Currently few people know the exact start date of Lego Universe, but it has obviously been in the works for some time. Hansen's presentation noted that NetDevil and Lego Group brought community members onto the project as early as September 2006, which one may assume to be at an early alpha stage. The reason behind the community's direct input is to help NetDevil understand exactly why Legos attract the attention of people from 0-99 (yes, eating Legos is considered attention). In May 2007 the team added another few dozen members to the input team, bringing the total to around fifty, all of whom have had their input applied to the title. The latest round of community invites came just a few months ago in December, when the total was brought to eighty-three members to create a solid testbed. NetDevil and Lego Group have once again embraced a new idea and have already begun fostering a new community around this risky venture, but what of the game itself?
The company's main goal with Lego Universe is a lofty one, to create "the ultimate play experience." The company philosophy for the title rests on three simple ideas, building, socializing, and play. The first two should be fairly obvious to anyone familiar with Legos or MMOGs. Building and creating is the staple of the Lego activity while every MMO has ultimately incorporated socializing as a major game mechanic, one which often keeps players coming back for months after they "finish the game." The last pillar, play, is an ideal that the Lego universe, as a whole, has always tried to incorporate, be it physical, online, digitally or in video games.
Gameplay & Features

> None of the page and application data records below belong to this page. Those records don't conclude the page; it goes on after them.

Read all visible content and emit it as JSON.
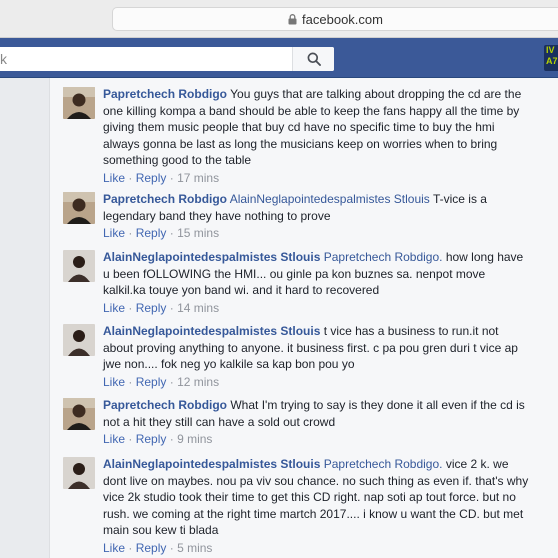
{
  "browser": {
    "url": "facebook.com"
  },
  "header": {
    "search_placeholder": "k",
    "corner_badge_lines": [
      "IV",
      "A7"
    ]
  },
  "comments": [
    {
      "author": "Papretchech Robdigo",
      "mention": "",
      "text": "You guys that are talking about dropping the cd are the one killing kompa a band should be able to keep the fans happy all the time by giving them music people that buy cd have no specific time to buy the hmi always gonna be last as long the musicians keep on worries when to bring something good to the table",
      "like": "Like",
      "reply": "Reply",
      "sep": "·",
      "time": "17 mins"
    },
    {
      "author": "Papretchech Robdigo",
      "mention": "AlainNeglapointedespalmistes Stlouis",
      "text": "T-vice is a legendary band they have nothing to prove",
      "like": "Like",
      "reply": "Reply",
      "sep": "·",
      "time": "15 mins"
    },
    {
      "author": "AlainNeglapointedespalmistes Stlouis",
      "mention": "Papretchech Robdigo.",
      "text": "how long have u been fOLLOWING the HMI... ou ginle pa kon buznes sa. nenpot move kalkil.ka touye yon band wi. and it hard to recovered",
      "like": "Like",
      "reply": "Reply",
      "sep": "·",
      "time": "14 mins"
    },
    {
      "author": "AlainNeglapointedespalmistes Stlouis",
      "mention": "",
      "text": "t vice has a business to run.it not about proving anything to anyone. it business first. c pa pou gren duri t vice ap jwe non.... fok neg yo kalkile sa kap bon pou yo",
      "like": "Like",
      "reply": "Reply",
      "sep": "·",
      "time": "12 mins"
    },
    {
      "author": "Papretchech Robdigo",
      "mention": "",
      "text": "What I'm trying to say is they done it all even if the cd is not a hit they still can have a sold out crowd",
      "like": "Like",
      "reply": "Reply",
      "sep": "·",
      "time": "9 mins"
    },
    {
      "author": "AlainNeglapointedespalmistes Stlouis",
      "mention": "Papretchech Robdigo.",
      "text": "vice 2 k. we dont live on maybes. nou pa viv sou chance. no such thing as even if. that's why vice 2k studio took their time to get this CD right. nap soti ap tout force. but no rush. we coming at the right time martch 2017.... i know u want the CD. but met main sou kew ti blada",
      "like": "Like",
      "reply": "Reply",
      "sep": "·",
      "time": "5 mins"
    }
  ],
  "colors": {
    "fb_blue": "#3b5998",
    "link": "#365899",
    "action_link": "#4267b2",
    "meta": "#90949c"
  }
}
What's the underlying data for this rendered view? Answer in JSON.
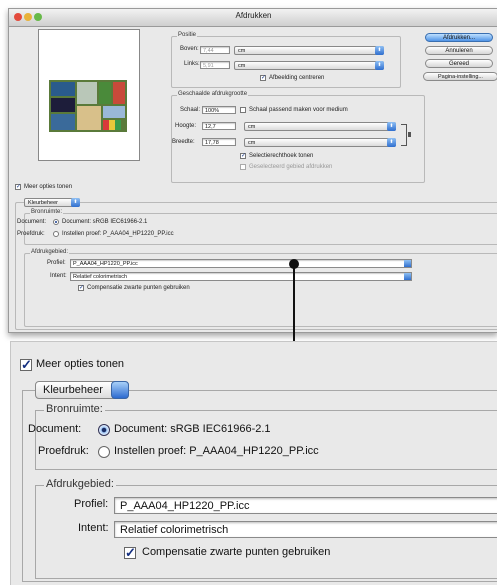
{
  "dialog": {
    "title": "Afdrukken",
    "buttons": {
      "print": "Afdrukken...",
      "cancel": "Annuleren",
      "done": "Gereed",
      "page_setup": "Pagina-instelling..."
    },
    "position": {
      "group_label": "Positie",
      "top_label": "Boven:",
      "top_value": "7,44",
      "left_label": "Links:",
      "left_value": "5,91",
      "unit": "cm",
      "center_label": "Afbeelding centreren",
      "center_checked": true
    },
    "scaled_size": {
      "group_label": "Geschaalde afdrukgrootte",
      "scale_label": "Schaal:",
      "scale_value": "100%",
      "fit_label": "Schaal passend maken voor medium",
      "height_label": "Hoogte:",
      "height_value": "12,7",
      "width_label": "Breedte:",
      "width_value": "17,78",
      "unit": "cm",
      "show_bbox_label": "Selectierechthoek tonen",
      "print_selected_label": "Geselecteerd gebied afdrukken"
    },
    "more_options_label": "Meer opties tonen",
    "color_management": {
      "select_value": "Kleurbeheer",
      "source_group_label": "Bronruimte:",
      "document_label": "Document:",
      "document_option": "Document:  sRGB IEC61966-2.1",
      "proof_label": "Proefdruk:",
      "proof_option": "Instellen proef:  P_AAA04_HP1220_PP.icc",
      "print_space_label": "Afdrukgebied:",
      "profile_label": "Profiel:",
      "profile_value": "P_AAA04_HP1220_PP.icc",
      "intent_label": "Intent:",
      "intent_value": "Relatief colorimetrisch",
      "bpc_label": "Compensatie zwarte punten gebruiken",
      "bpc_checked": true
    }
  },
  "zoom": {
    "more_options_label": "Meer opties tonen",
    "select_value": "Kleurbeheer",
    "source_group_label": "Bronruimte:",
    "document_label": "Document:",
    "document_option": "Document:  sRGB IEC61966-2.1",
    "proof_label": "Proefdruk:",
    "proof_option": "Instellen proef:  P_AAA04_HP1220_PP.icc",
    "print_space_label": "Afdrukgebied:",
    "profile_label": "Profiel:",
    "profile_value": "P_AAA04_HP1220_PP.icc",
    "intent_label": "Intent:",
    "intent_value": "Relatief colorimetrisch",
    "bpc_label": "Compensatie zwarte punten gebruiken"
  },
  "icons": {
    "checkmark": "✓",
    "popup_arrows": "⬍",
    "link": "link-bracket-icon"
  },
  "colors": {
    "accent": "#2f6fcf",
    "dialog_bg": "#e9e9e9"
  }
}
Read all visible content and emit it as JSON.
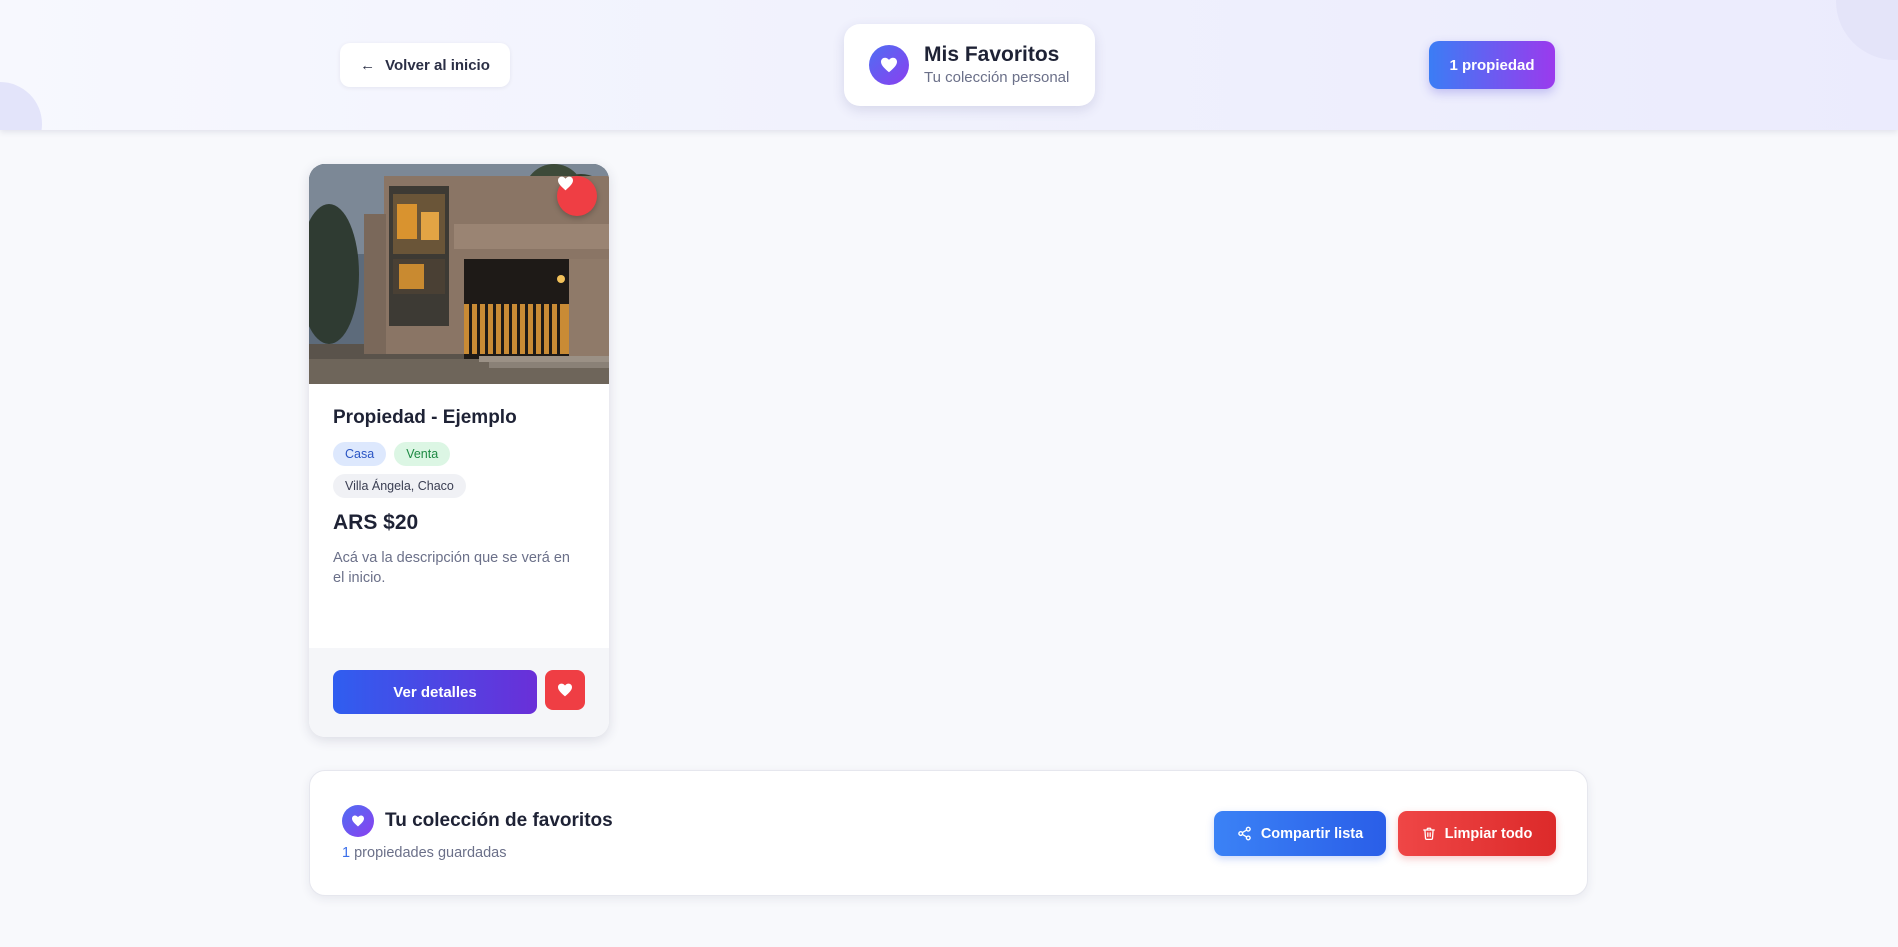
{
  "header": {
    "back_label": "Volver al inicio",
    "back_icon": "arrow-left-icon",
    "title": "Mis Favoritos",
    "subtitle": "Tu colección personal",
    "title_icon": "heart-icon",
    "count_label": "1 propiedad"
  },
  "property": {
    "title": "Propiedad - Ejemplo",
    "type": "Casa",
    "operation": "Venta",
    "location": "Villa Ángela, Chaco",
    "price": "ARS $20",
    "description": "Acá va la descripción que se verá en el inicio.",
    "details_label": "Ver detalles",
    "favorite_icon": "heart-icon",
    "photo_alt": "modern concrete house exterior"
  },
  "summary": {
    "title": "Tu colección de favoritos",
    "count": "1",
    "count_suffix": " propiedades guardadas",
    "share_label": "Compartir lista",
    "share_icon": "share-icon",
    "clear_label": "Limpiar todo",
    "clear_icon": "trash-icon"
  },
  "colors": {
    "accent_gradient_start": "#3b7df5",
    "accent_gradient_end": "#9b3aed",
    "danger": "#ef3e44",
    "share_blue": "#3b82f6",
    "background": "#f8f9fc"
  }
}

First and foremost the title is to feature a large range of pre-built Lego landscapes, ranging from the Bionicle universe to the Aquaraiders underwater adventures. Seeing Aquaraiders one instant and then Mars Mission characters the next may be a bit disorienting, a topic which was not fully addressed. Hansen did confirm that the title will have a story which can be driven forward by quests, missions and of course, general exploring. Lego Universe as a whole will expand through content patches instead of expansion packs, with the patches being launched in coordination with new physical playsets, a novel co-branding approach. Unfortunately, as it stands now, we will not be seeing any external IPs entering into Lego Universe. So no, Lord Vader will not be designable nor playable. At least not yet. Last but not least is NetDevil and Lego Group's endgame goal for the MMOG. The ambitious idea is to allow users to create their own territories and possibly even planets at some point in the game, but this is currently just a goal and by no means a 'coming-soon' feature.
The title will touch on a few key MMORPG staples such as a rendered 3D world, role-playing, character customization and character advancement and the monthly subscription charge. And to continue with their support of the community Lego Universe will also feature Teams and Guilds. Last but not least are some non-staple, yet common features of MMOGs, custom pets and player created content in the forms of Lego building.
Lego Universe was previously announced as a Q4 2008 release but this may change as one of the final slides showed 2009 as the estimated launch date. When I questioned Mr. Hansen on the topic, he politely told me that he could not confirm or deny either date, and basically gave me the "ready when it is done" line. One thing we do know is that the title will be a self-published, downloadable release with a subscription and is currently targeting only Windows-based PCs. As an admitted AFOL (Adult fan of Legos) I will be watching this one with a close eye and steady fingers.